Among their number are anti-feminist mens’ rightists, War of Civilization Islamophobes, scientific racists, Christian dominionists, classic anti-Semites, self-styled Libertarians, and even some radical Zionists. Donald Trump, a casual trafficker in conspiracy theories, racist dog whistles, and vulgar sexism, was their chosen candidate in 2016. After his victory, he installed Steve Bannon—the former chief executive of the Breitbart Report, the premier platform of the alt right—in the West Wing of the White House.
The election and its aftermath have been enough to make anyone believe in conspiracy theory, but I don’t and you shouldn’t. As Masha Gessen wrote in The New York Times last week, “the 2016 election was unimaginable…but we seem to have fallen into a trap: The unimaginable, happening out in the open day after day, not only continues to dull our defenses but also creates a need to see a conspiracy big enough, a secret terrible enough to explain how this can be happening to our country.”
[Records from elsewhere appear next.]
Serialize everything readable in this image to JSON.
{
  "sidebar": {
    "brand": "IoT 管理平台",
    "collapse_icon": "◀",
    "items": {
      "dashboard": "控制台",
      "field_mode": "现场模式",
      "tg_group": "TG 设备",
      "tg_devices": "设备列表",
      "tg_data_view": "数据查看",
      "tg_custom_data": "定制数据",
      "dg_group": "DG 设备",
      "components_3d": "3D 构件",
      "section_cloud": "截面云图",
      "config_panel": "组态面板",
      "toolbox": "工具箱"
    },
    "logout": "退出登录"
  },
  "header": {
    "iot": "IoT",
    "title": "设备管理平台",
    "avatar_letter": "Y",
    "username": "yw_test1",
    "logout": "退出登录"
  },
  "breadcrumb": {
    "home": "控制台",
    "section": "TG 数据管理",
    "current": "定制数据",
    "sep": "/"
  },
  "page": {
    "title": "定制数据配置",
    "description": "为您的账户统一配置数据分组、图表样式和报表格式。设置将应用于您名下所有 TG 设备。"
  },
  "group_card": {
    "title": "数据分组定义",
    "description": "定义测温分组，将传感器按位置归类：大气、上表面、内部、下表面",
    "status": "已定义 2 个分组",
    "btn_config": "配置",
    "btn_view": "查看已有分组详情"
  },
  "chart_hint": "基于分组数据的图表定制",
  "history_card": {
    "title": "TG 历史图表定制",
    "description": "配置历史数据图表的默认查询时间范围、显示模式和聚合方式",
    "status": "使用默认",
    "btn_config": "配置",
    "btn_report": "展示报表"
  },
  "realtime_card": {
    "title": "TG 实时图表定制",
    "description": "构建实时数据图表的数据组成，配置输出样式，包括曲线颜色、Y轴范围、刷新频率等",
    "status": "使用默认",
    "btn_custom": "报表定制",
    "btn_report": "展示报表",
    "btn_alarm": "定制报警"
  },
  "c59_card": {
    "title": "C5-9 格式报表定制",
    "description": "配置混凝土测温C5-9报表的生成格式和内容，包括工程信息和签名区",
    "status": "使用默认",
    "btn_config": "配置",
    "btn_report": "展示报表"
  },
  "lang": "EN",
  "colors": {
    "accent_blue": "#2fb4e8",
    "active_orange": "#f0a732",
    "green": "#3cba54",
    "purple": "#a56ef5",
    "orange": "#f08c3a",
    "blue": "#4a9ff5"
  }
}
Conspiracy theory has more to do with theology or literature than it does with history-as-it-is-lived, which is to say, politics. Conspiracy theory sees history as a well-crafted story, in which every character knows his or her role, and every twist propels the plot forward to a certain end. Jews have often been its antagonists, but we are not immune to the conspiracist temptation ourselves.
After Trump issued a statement on International Holocaust Remembrance Day that undercut Jewish ownership of the Holocaust, many were quick to connect the dots between his election and the cemetery desecrations and bomb threats against JCCs that were being reported in the news. When Trump floated the ridiculous idea that his Jewish enemies were planting false flags to discredit him as an antisemite, many believed that he had proven that he was.
I believe that too, but now I also know that, for whatever reason, an Israeli Jew phoned in some of those bomb threats. We live in a world in which there are Jewish victims and Jewish perpetrators, Jewish by-standers and Jewish allies, and in which some Jew-haters are Zionists and many anti-Zionists are Jews. Reality requires us to hold all sorts of things in our heads at once. The fact that some of them seem to contradict each other doesn’t necessarily mean they can’t all be true. Reality is not an equation.
Most of all, reality demands that we acknowledge that everything that happens isn’t about us. Antisemitism was and continues to be a real thing, but it is not the only thing. At our present moment, Islamophobia and racism loom much larger.